As previously mentioned, one of the top areas where cruise control systems struggle is when they have to navigate hills. It could be said that how a system navigates hills is the actual test of its quality. Good systems won't change the car's speed too drastically during a hill climbing situation. It also won't overestimate the power it needs to keep a set speed on the hill. Any cruise control system that struggles on inclines is not maximizing fuel economy. But the results are different in just about every car.
Other Benefits of Cruise Control
Even if the jury is out on just how much cruise control really saves on gas, the use of cruise control has some other benefits as well.
Take a look at the following eight good reasons to use cruise control:
Reduce fatigue. Long trips can be very exhausting in more ways than one. Having your foot on or poised over the gas pedal can get tiring all by itself. Using cruise control enables you to concentrate only on steering and keeping an eye on the road around you.
Reduce the risk of a speeding ticket. When on the highway, it's easy to end up driving well over the speed limit without even noticing. You might end up speeding to keep up with traffic or just because there are no other cars on the road. Setting cruise control in highway driving enables you to keep a steady speed within the legal limit.
Increase focus. Not having to pay attention to your speed gives you more opportunity to pay attention to other potential problems on the road. That includes looking at signs and avoiding hazards.
It's more comfortable. Similar to how it reduces fatigue, using cruise control is more relaxing than keeping your foot on the pedals during a long drive.
Simple to stop using. Stepping on the brakes or operating the dashboard controls will quickly disengage cruise control if necessary.
Adaptive speed. Some systems allow you to set the speed using GPS for your location of the car in proximity to a vehicle in front of you using a radar or camera. These systems may also be able to read the posted speed limits and then set your pace accordingly.
Automatic braking. As previously mentioned, some systems can detect the distance between your car and the cars nearby. If you get too close, it can apply the brakes and slow down to a safe distance.
Forward collision warning. Adaptive systems have this feature instead or in addition to automatic braking. This feature merely warns you if your car gets too close to the vehicle in front, which enables you to apply the brakes. In some vehicles, the brakes will be applied to prevent or minimize an impact with another vehicle or object.
Other Ways To Save Gas
Cruise control can help you save gas in some cases, but there are several other ways to avoid using too much gas.
Take a look at the following three tips:
Driving conservatively vs. aggressively.
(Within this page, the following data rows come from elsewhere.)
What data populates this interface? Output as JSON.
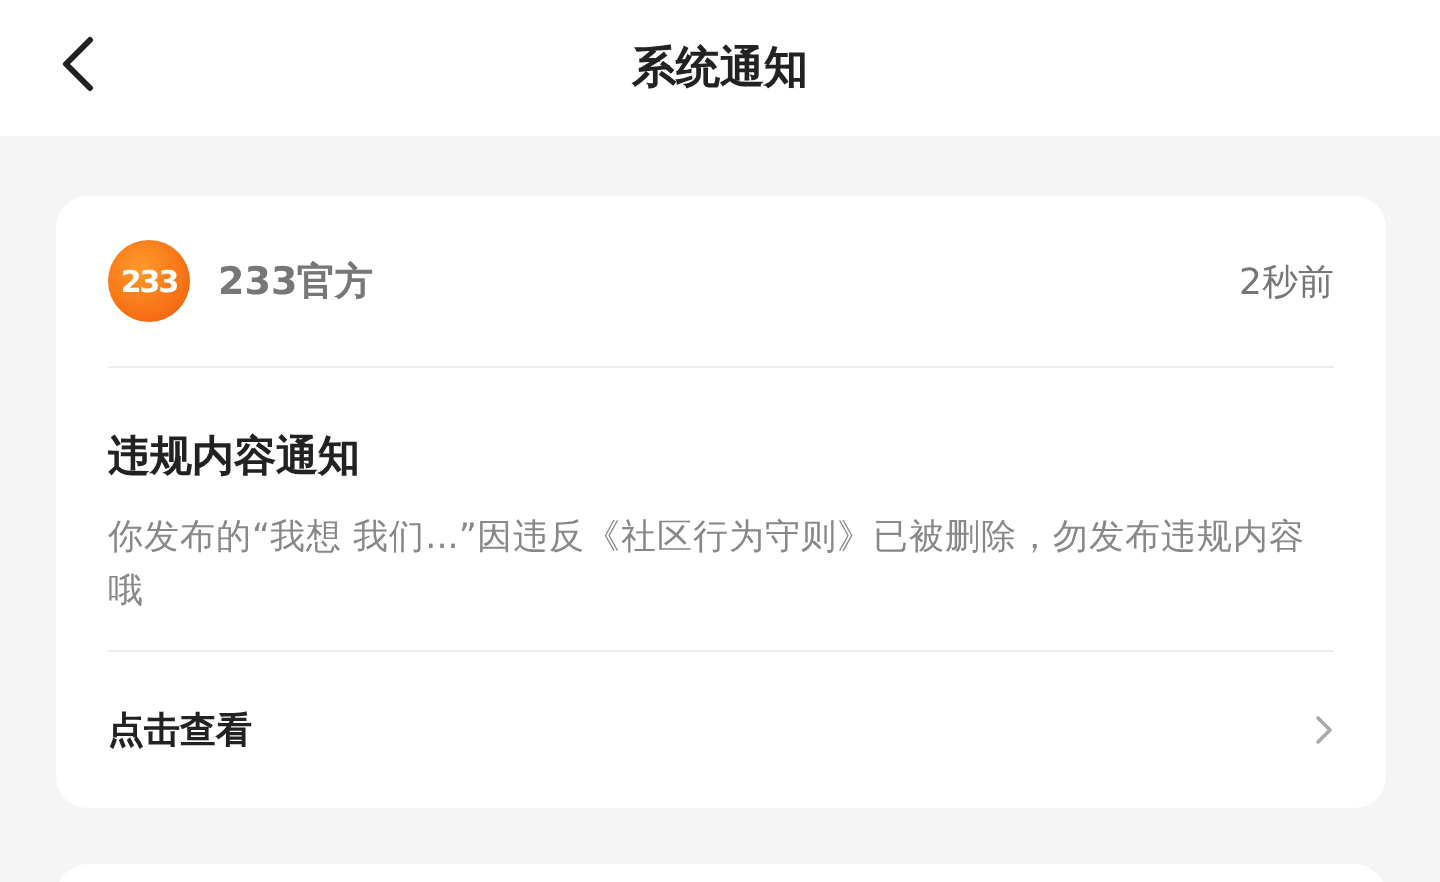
{
  "header": {
    "title": "系统通知"
  },
  "notifications": [
    {
      "logo_text": "233",
      "sender": "233官方",
      "time": "2秒前",
      "title": "违规内容通知",
      "body": "你发布的“我想 我们...”因违反《社区行为守则》已被删除，勿发布违规内容哦",
      "action": "点击查看"
    }
  ]
}
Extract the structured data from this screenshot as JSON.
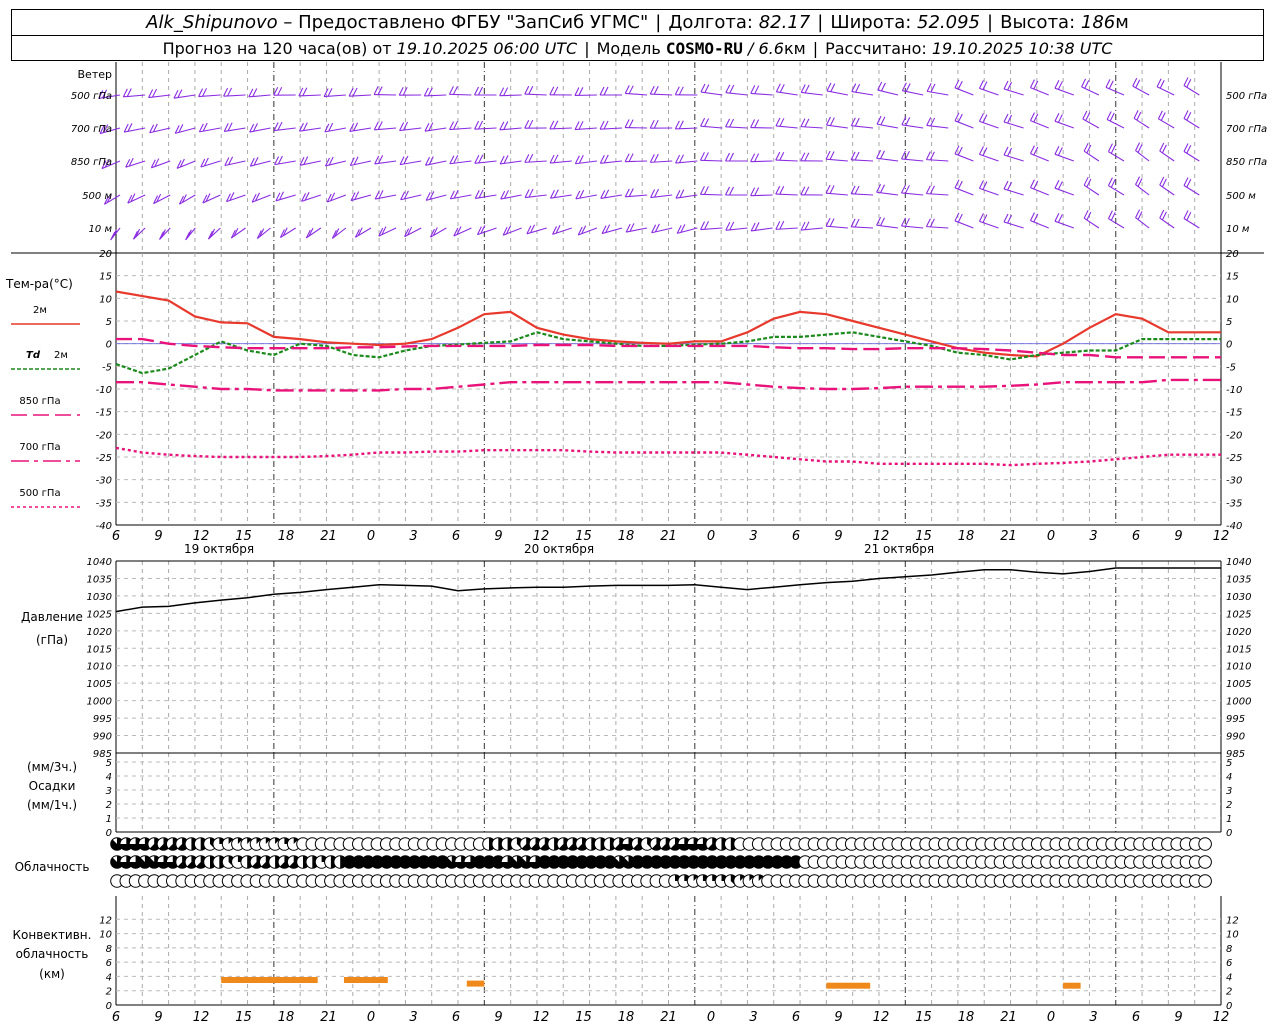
{
  "header": {
    "station": "Alk_Shipunovo",
    "provided": "– Предоставлено ФГБУ \"ЗапСиб УГМС\"",
    "lon_label": "Долгота:",
    "lon": "82.17",
    "lat_label": "Широта:",
    "lat": "52.095",
    "alt_label": "Высота:",
    "alt": "186",
    "alt_unit": "м",
    "forecast_label": "Прогноз на 120 часа(ов) от",
    "run_time": "19.10.2025 06:00 UTC",
    "model_label": "Модель",
    "model": "COSMO-RU",
    "res_sep": "/",
    "resolution": "6.6",
    "res_unit": "км",
    "calc_label": "Рассчитано:",
    "calc_time": "19.10.2025 10:38 UTC"
  },
  "chart_data": [
    {
      "type": "wind_barbs",
      "title": "Ветер",
      "levels": [
        "500 гПа",
        "700 гПа",
        "850 гПа",
        "500 м",
        "10 м"
      ],
      "color": "#8a2be2",
      "direction_trend_deg": [
        [
          260,
          265,
          270,
          270,
          275,
          280,
          290,
          300,
          310,
          320
        ],
        [
          250,
          255,
          260,
          265,
          270,
          275,
          285,
          300,
          315,
          320
        ],
        [
          240,
          250,
          255,
          260,
          265,
          270,
          280,
          300,
          320,
          320
        ],
        [
          230,
          240,
          250,
          255,
          260,
          270,
          280,
          300,
          320,
          320
        ],
        [
          210,
          220,
          230,
          240,
          250,
          260,
          280,
          300,
          320,
          320
        ]
      ]
    },
    {
      "type": "line",
      "title": "Тем-ра(°C)",
      "ylim": [
        -40,
        20
      ],
      "yticks": [
        20,
        15,
        10,
        5,
        0,
        -5,
        -10,
        -15,
        -20,
        -25,
        -30,
        -35,
        -40
      ],
      "x_hours_from_start": [
        0,
        3,
        6,
        9,
        12,
        15,
        18,
        21,
        24,
        27,
        30,
        33,
        36,
        39,
        42,
        45,
        48,
        51,
        54,
        57,
        60,
        63,
        66,
        69,
        72,
        75,
        78,
        81,
        84,
        87,
        90,
        93,
        96,
        99,
        102,
        105,
        108,
        111,
        114,
        117,
        120,
        123,
        126
      ],
      "series": [
        {
          "name": "2м",
          "color": "#e8392d",
          "dash": "",
          "values": [
            11.5,
            10.5,
            9.5,
            6.0,
            4.7,
            4.5,
            1.5,
            1.0,
            0.3,
            0.0,
            -0.3,
            0.0,
            1.0,
            3.5,
            6.5,
            7.0,
            3.5,
            2.0,
            1.0,
            0.5,
            0.2,
            0.0,
            0.5,
            0.5,
            2.5,
            5.5,
            7.0,
            6.5,
            5.0,
            3.5,
            2.0,
            0.5,
            -1.0,
            -2.0,
            -2.5,
            -2.8,
            0.0,
            3.5,
            6.5,
            5.5,
            2.5,
            2.5,
            2.5
          ]
        },
        {
          "name": "Td 2м",
          "color": "#1a8a1a",
          "dash": "4,2",
          "values": [
            -4.5,
            -6.5,
            -5.5,
            -2.5,
            0.5,
            -1.5,
            -2.5,
            0.0,
            -0.5,
            -2.5,
            -3.0,
            -1.5,
            -0.5,
            -0.2,
            0.2,
            0.5,
            2.5,
            1.0,
            0.5,
            0.0,
            -0.5,
            -0.5,
            -0.2,
            0.0,
            0.5,
            1.5,
            1.5,
            2.0,
            2.5,
            1.5,
            0.5,
            -0.5,
            -2.0,
            -2.5,
            -3.5,
            -2.5,
            -2.0,
            -1.5,
            -1.5,
            1.0,
            1.0,
            1.0,
            1.0
          ]
        },
        {
          "name": "850 гПа",
          "color": "#e8127a",
          "dash": "16,6",
          "values": [
            1.0,
            1.0,
            0.0,
            -0.5,
            -0.8,
            -1.0,
            -1.0,
            -1.0,
            -1.0,
            -0.8,
            -0.8,
            -0.6,
            -0.5,
            -0.5,
            -0.5,
            -0.5,
            -0.3,
            -0.3,
            -0.3,
            -0.5,
            -0.5,
            -0.5,
            -0.5,
            -0.5,
            -0.5,
            -0.8,
            -1.0,
            -1.0,
            -1.2,
            -1.2,
            -1.0,
            -1.0,
            -1.0,
            -1.2,
            -1.5,
            -2.0,
            -2.5,
            -2.5,
            -3.0,
            -3.0,
            -3.0,
            -3.0,
            -3.0
          ]
        },
        {
          "name": "700 гПа",
          "color": "#e8127a",
          "dash": "18,5,4,5",
          "values": [
            -8.5,
            -8.5,
            -9.0,
            -9.5,
            -10.0,
            -10.0,
            -10.3,
            -10.3,
            -10.3,
            -10.3,
            -10.3,
            -10.0,
            -10.0,
            -9.5,
            -9.0,
            -8.5,
            -8.5,
            -8.5,
            -8.5,
            -8.5,
            -8.5,
            -8.5,
            -8.5,
            -8.5,
            -9.0,
            -9.5,
            -9.8,
            -10.0,
            -10.0,
            -9.8,
            -9.5,
            -9.5,
            -9.5,
            -9.5,
            -9.3,
            -9.0,
            -8.5,
            -8.5,
            -8.5,
            -8.5,
            -8.0,
            -8.0,
            -8.0
          ]
        },
        {
          "name": "500 гПа",
          "color": "#e8127a",
          "dash": "3,3",
          "values": [
            -23.0,
            -24.0,
            -24.5,
            -24.8,
            -25.0,
            -25.0,
            -25.0,
            -25.0,
            -24.8,
            -24.5,
            -24.0,
            -24.0,
            -23.8,
            -23.8,
            -23.5,
            -23.5,
            -23.5,
            -23.5,
            -23.8,
            -24.0,
            -24.0,
            -24.0,
            -24.0,
            -24.0,
            -24.5,
            -25.0,
            -25.5,
            -26.0,
            -26.0,
            -26.5,
            -26.5,
            -26.5,
            -26.5,
            -26.5,
            -26.8,
            -26.5,
            -26.3,
            -26.0,
            -25.5,
            -25.0,
            -24.5,
            -24.5,
            -24.5
          ]
        }
      ]
    },
    {
      "type": "line",
      "title": "Давление",
      "unit": "(гПа)",
      "ylim": [
        985,
        1040
      ],
      "yticks": [
        1040,
        1035,
        1030,
        1025,
        1020,
        1015,
        1010,
        1005,
        1000,
        995,
        990,
        985
      ],
      "series": [
        {
          "name": "",
          "color": "#000000",
          "values": [
            1025.5,
            1026.8,
            1027.0,
            1028.0,
            1028.8,
            1029.5,
            1030.5,
            1031.0,
            1031.8,
            1032.5,
            1033.2,
            1033.0,
            1032.8,
            1031.5,
            1032.0,
            1032.3,
            1032.5,
            1032.5,
            1032.8,
            1033.0,
            1033.0,
            1033.0,
            1033.2,
            1032.5,
            1031.8,
            1032.5,
            1033.2,
            1033.8,
            1034.2,
            1035.0,
            1035.5,
            1036.0,
            1036.8,
            1037.5,
            1037.5,
            1036.8,
            1036.3,
            1037.0,
            1038.0,
            1038.0,
            1038.0,
            1038.0,
            1038.0
          ]
        }
      ]
    },
    {
      "type": "bar",
      "title": "Осадки",
      "ylabel_top": "(мм/3ч.)",
      "ylabel_bottom": "(мм/1ч.)",
      "ylim": [
        0,
        5
      ],
      "yticks": [
        5,
        4,
        3,
        2,
        1,
        0
      ],
      "values": []
    },
    {
      "type": "cloud_cover",
      "title": "Облачность",
      "rows": [
        "7666555544321111112100000000000000000000444355545554445653555666544000000000000000000000000000000000000000000000000000",
        "7667766555443245545544244888888888887668886776888888887788888888888888888800000000000000000000000000000000000000000000",
        "0000000000000000000000000000000000000000000000000000000000002212223111000000000000000000000000000000000000000000000000"
      ]
    },
    {
      "type": "bar",
      "title": "Конвективн. облачность",
      "unit": "(км)",
      "ylim": [
        0,
        14
      ],
      "yticks": [
        12,
        10,
        8,
        6,
        4,
        2,
        0
      ],
      "color": "#f0891c",
      "segments": [
        {
          "start_h": 12,
          "end_h": 23,
          "top_km": 3.5
        },
        {
          "start_h": 26,
          "end_h": 31,
          "top_km": 3.5
        },
        {
          "start_h": 40,
          "end_h": 42,
          "top_km": 3.0
        },
        {
          "start_h": 81,
          "end_h": 86,
          "top_km": 2.7
        },
        {
          "start_h": 108,
          "end_h": 110,
          "top_km": 2.7
        }
      ]
    }
  ],
  "xaxis": {
    "hour_ticks": [
      "6",
      "9",
      "12",
      "15",
      "18",
      "21",
      "0",
      "3",
      "6",
      "9",
      "12",
      "15",
      "18",
      "21",
      "0",
      "3",
      "6",
      "9",
      "12",
      "15",
      "18",
      "21",
      "0",
      "3",
      "6",
      "9",
      "12"
    ],
    "day_labels": [
      "19 октября",
      "20 октября",
      "21 октября"
    ]
  },
  "legend": {
    "t2m": "2м",
    "td_prefix": "Td",
    "td": "2м",
    "t850": "850 гПа",
    "t700": "700 гПа",
    "t500": "500 гПа"
  },
  "labels": {
    "conv_line1": "Конвективн.",
    "conv_line2": "облачность"
  }
}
Probably the number one way to save at the pump is to drive moderately rather than aggressively. That involves many actions, including not braking hard, not accelerating hard, not tailgating, and just slowing down. Believe it or not, this yields an average savings of 31%.
Driving the speed limit. Highway speed limits are usually around 60 or 65 mph, though in some places they can be as high as 75. Nevertheless, there are substantial savings in driving 65 vs. 75. Slowing down can save you an average of 12%.
Avoiding long periods of idling. That can save as much as 19 percent. The rule of thumb is if you're going to be stopped for over a few minutes, then you should shut the car off. At the very least, if you have an automatic transmission, you should put the car in Park and not let it sit in Drive with your foot on the brake.
Gas Saving Myths
Along with tips, there are also some oft-cited tips for gas saving that don't make much of a difference.
The main ones are:
Air conditioning on, windows up
Air conditioning off, windows down
Believe it or not, none of the above three scenarios lead to much difference in fuel economy according to Edmunds.com.